Website and app data records.
************

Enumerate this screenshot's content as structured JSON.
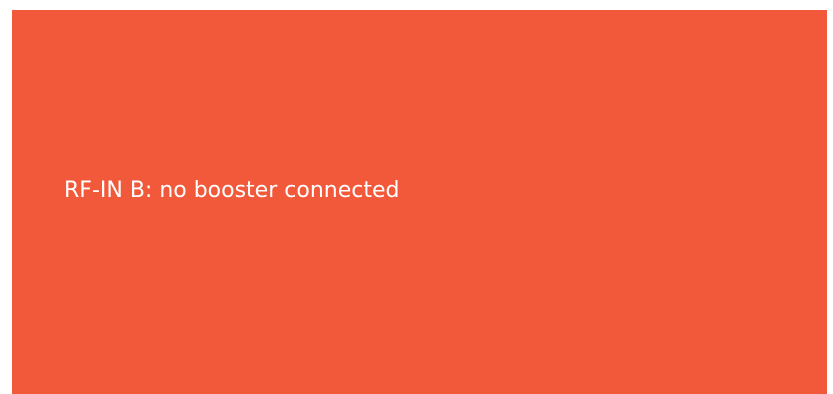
{
  "status_panel": {
    "message": "RF-IN B: no booster connected",
    "background_color": "#f1593a",
    "text_color": "#ffffff"
  }
}
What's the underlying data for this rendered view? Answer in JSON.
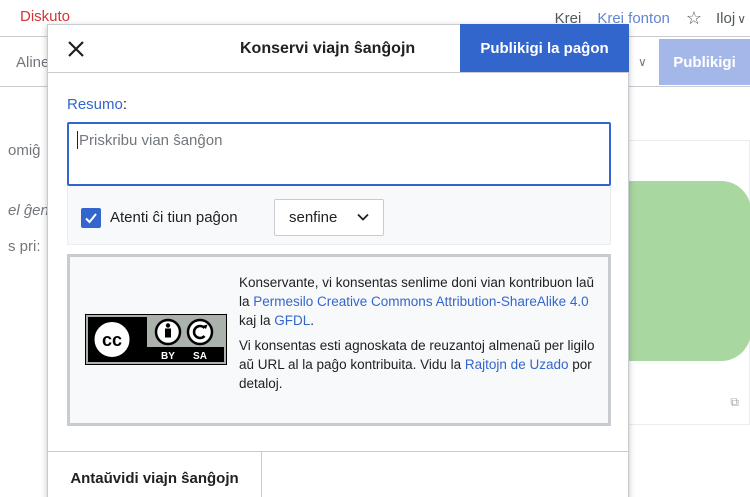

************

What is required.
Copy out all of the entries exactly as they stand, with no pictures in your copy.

Answer space.
Enumerate this screenshot's content as structured JSON.
{
  "status_panel": {
    "message": "RF-IN B: no booster connected",
    "background_color": "#f1593a",
    "text_color": "#ffffff"
  }
}
What's the underlying data for this rendered view? Answer in JSON.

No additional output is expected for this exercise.